**Work instructions**
Retype only what runs from the line with "Decode this image" through the end of the entries, exactly and in full, but omit any picture you find.

[Web page and app entries]
[Start of section]

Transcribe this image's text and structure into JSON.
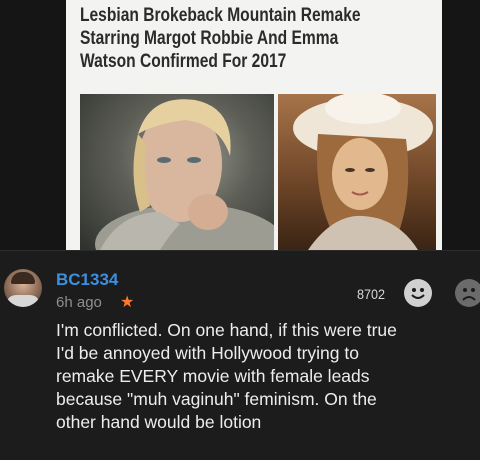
{
  "article": {
    "headline_lines": [
      "Lesbian Brokeback Mountain Remake",
      "Starring Margot Robbie And Emma",
      "Watson Confirmed For 2017"
    ]
  },
  "comment": {
    "username": "BC1334",
    "time": "6h ago",
    "score": "8702",
    "text_lines": [
      "I'm conflicted. On one hand, if this were true",
      "I'd be annoyed with Hollywood trying to",
      "remake EVERY movie with female leads",
      "because \"muh vaginuh\" feminism. On the",
      "other hand would be lotion"
    ]
  },
  "colors": {
    "username": "#3d8fe0",
    "star": "#ff7a2a",
    "background": "#1c1c1c"
  },
  "icons": [
    "star-icon",
    "upvote-smile-icon",
    "downvote-sad-icon"
  ]
}
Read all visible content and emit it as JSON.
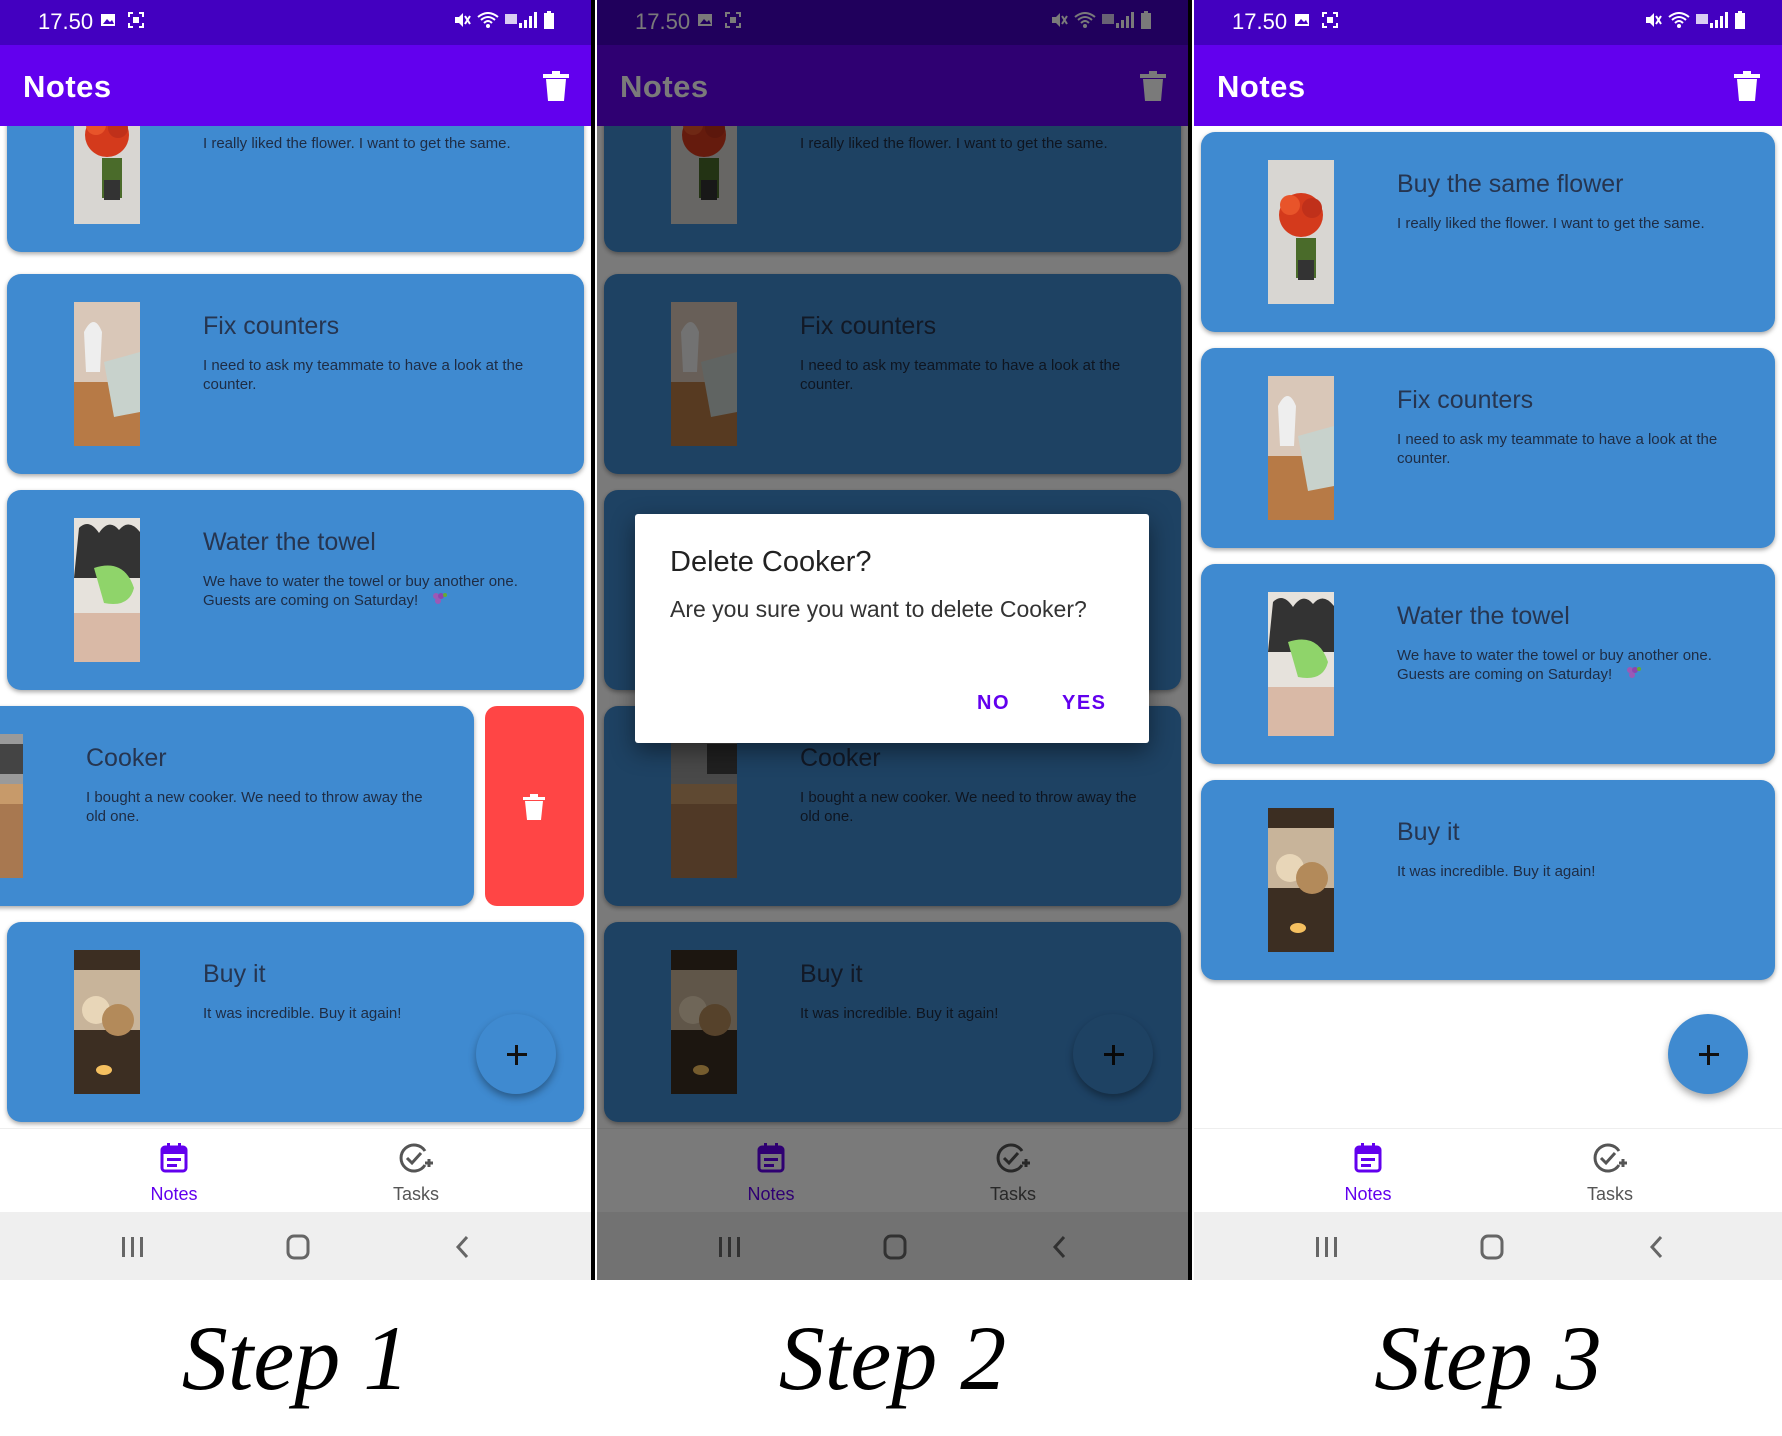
{
  "status": {
    "time": "17.50"
  },
  "app": {
    "title": "Notes"
  },
  "notes": [
    {
      "title": "Buy the same flower",
      "body": "I really liked the flower. I want to get the same."
    },
    {
      "title": "Fix counters",
      "body": "I need to ask my teammate to have a look at the counter."
    },
    {
      "title": "Water the towel",
      "body": "We have to water the towel or buy another one. Guests are coming on Saturday!"
    },
    {
      "title": "Cooker",
      "body": "I bought a new cooker. We need to throw away the old one."
    },
    {
      "title": "Buy it",
      "body": "It was incredible. Buy it again!"
    }
  ],
  "bottom_nav": {
    "notes": "Notes",
    "tasks": "Tasks"
  },
  "dialog": {
    "title": "Delete Cooker?",
    "message": "Are you sure you want to delete Cooker?",
    "no": "NO",
    "yes": "YES"
  },
  "captions": {
    "step1": "Step 1",
    "step2": "Step 2",
    "step3": "Step 3"
  },
  "colors": {
    "status_bar": "#4300c0",
    "app_bar": "#6200ee",
    "card": "#3f8ad0",
    "delete": "#ff4545",
    "accent": "#6200ee"
  },
  "icons": [
    "trash-icon",
    "plus-icon",
    "notes-nav-icon",
    "tasks-nav-icon",
    "recents-icon",
    "home-icon",
    "back-icon"
  ]
}
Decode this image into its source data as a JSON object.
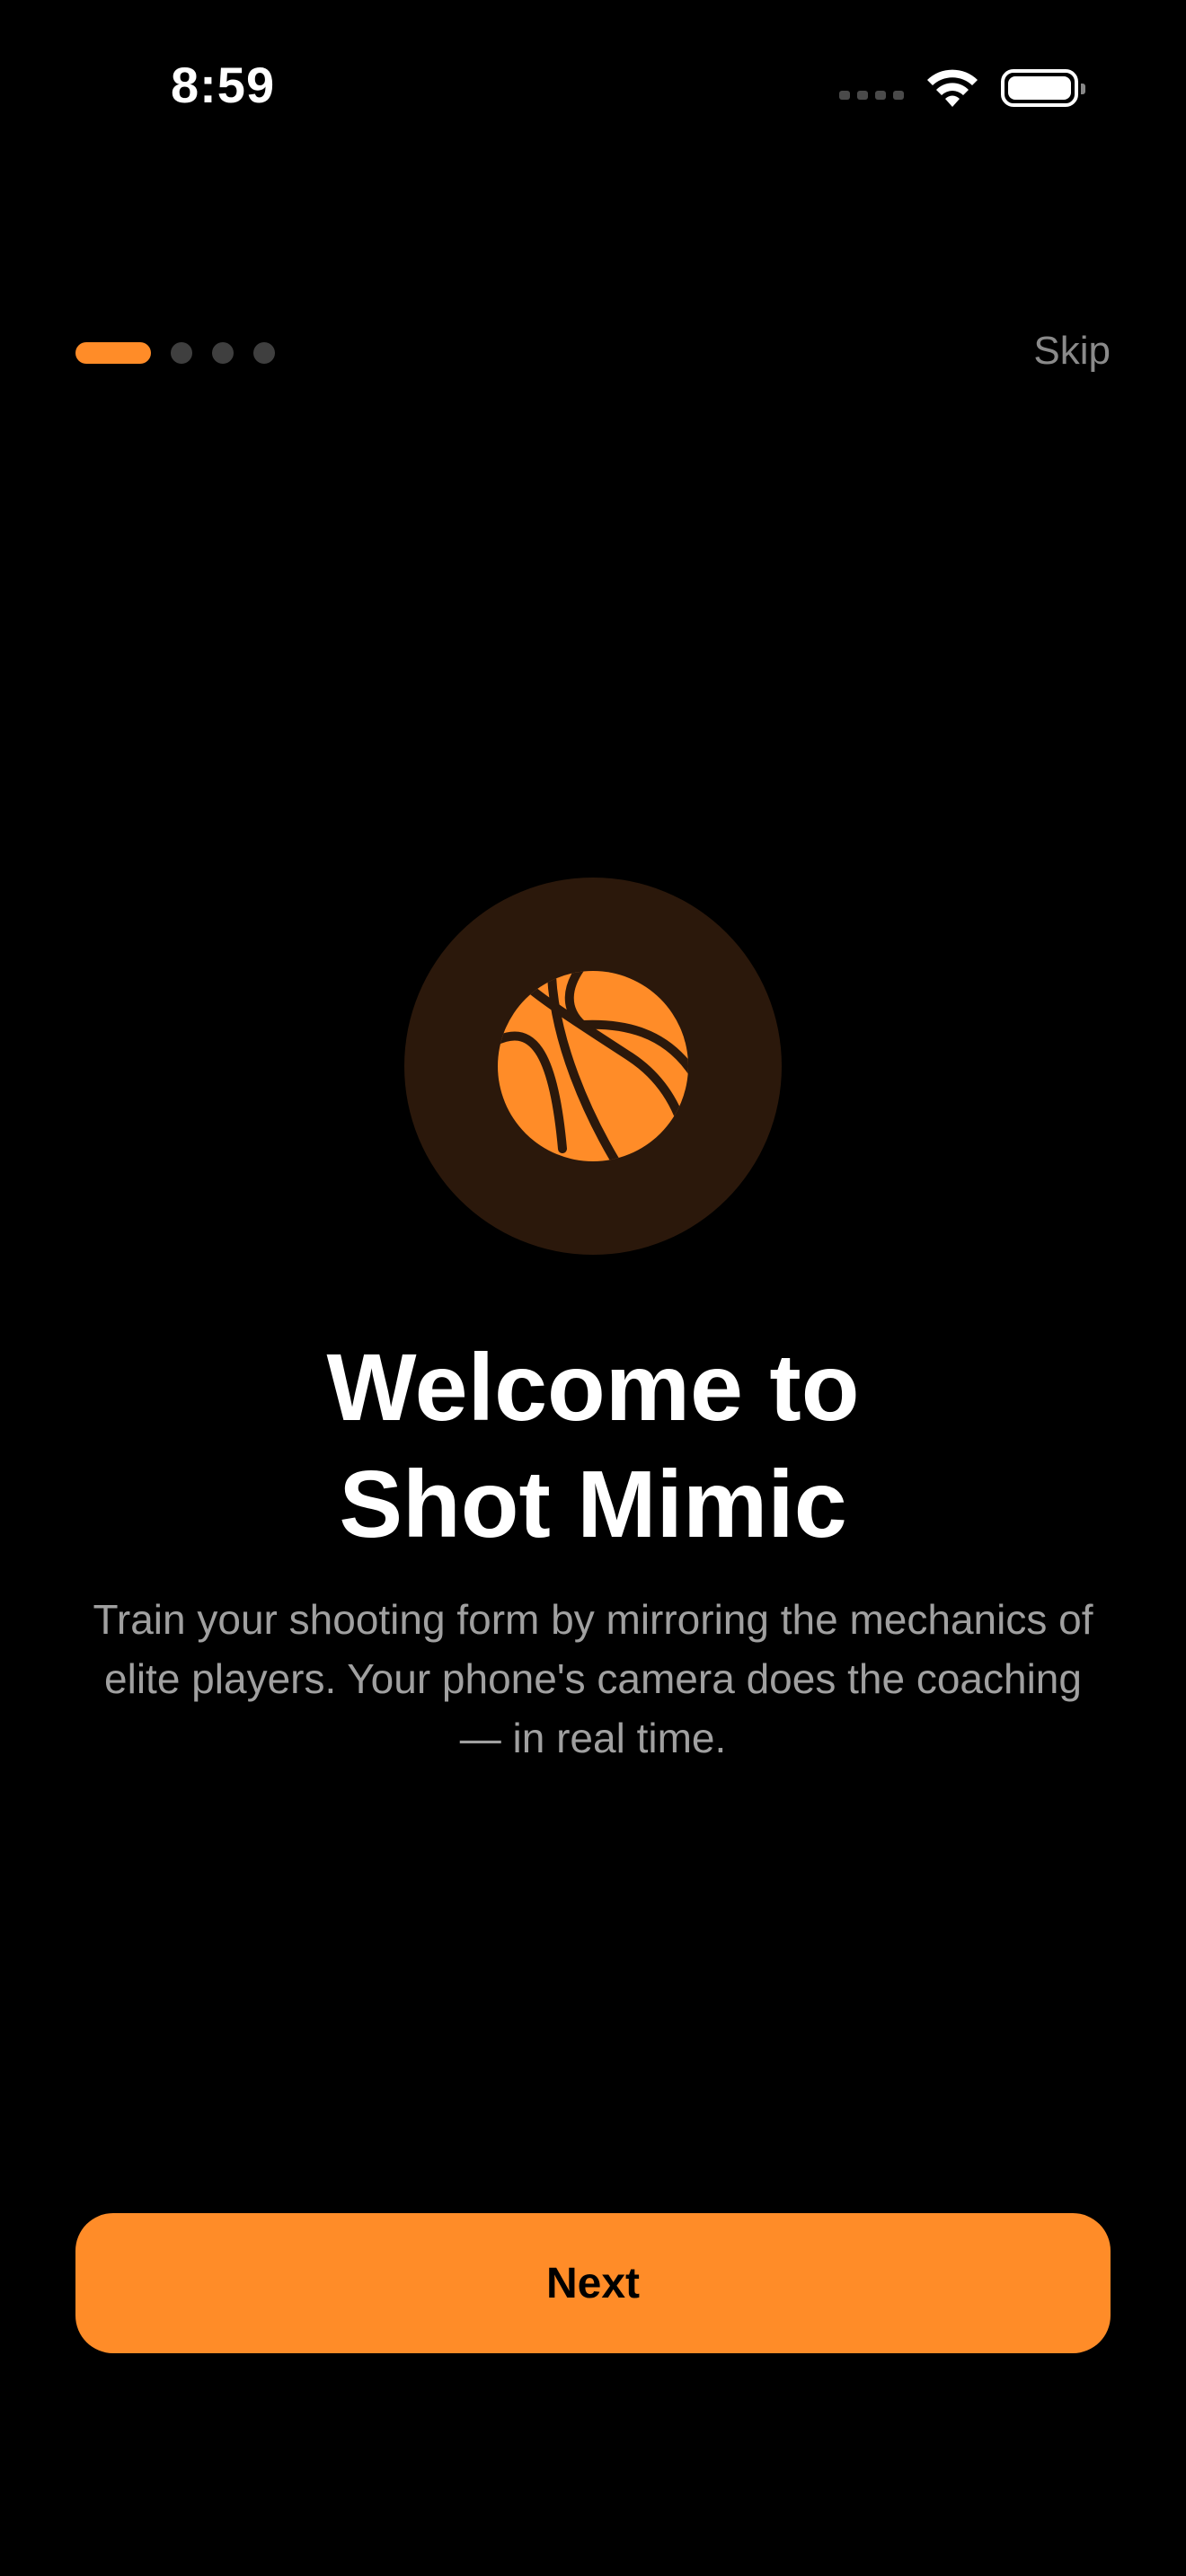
{
  "status_bar": {
    "time": "8:59"
  },
  "onboarding": {
    "skip_label": "Skip",
    "pages_total": 4,
    "current_page": 1,
    "hero_icon": "basketball-icon",
    "title_line1": "Welcome to",
    "title_line2": "Shot Mimic",
    "description": "Train your shooting form by mirroring the mechanics of elite players. Your phone's camera does the coaching — in real time.",
    "next_label": "Next"
  },
  "colors": {
    "accent": "#ff8c28",
    "background": "#000000",
    "hero_circle": "#2b180b",
    "muted_text": "#a0a0a0"
  }
}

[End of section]

**Solution to this problem**
Decode this image into its source data as a JSON object.
{
  "status_bar": {
    "time": "8:59"
  },
  "onboarding": {
    "skip_label": "Skip",
    "pages_total": 4,
    "current_page": 1,
    "hero_icon": "basketball-icon",
    "title_line1": "Welcome to",
    "title_line2": "Shot Mimic",
    "description": "Train your shooting form by mirroring the mechanics of elite players. Your phone's camera does the coaching — in real time.",
    "next_label": "Next"
  },
  "colors": {
    "accent": "#ff8c28",
    "background": "#000000",
    "hero_circle": "#2b180b",
    "muted_text": "#a0a0a0"
  }
}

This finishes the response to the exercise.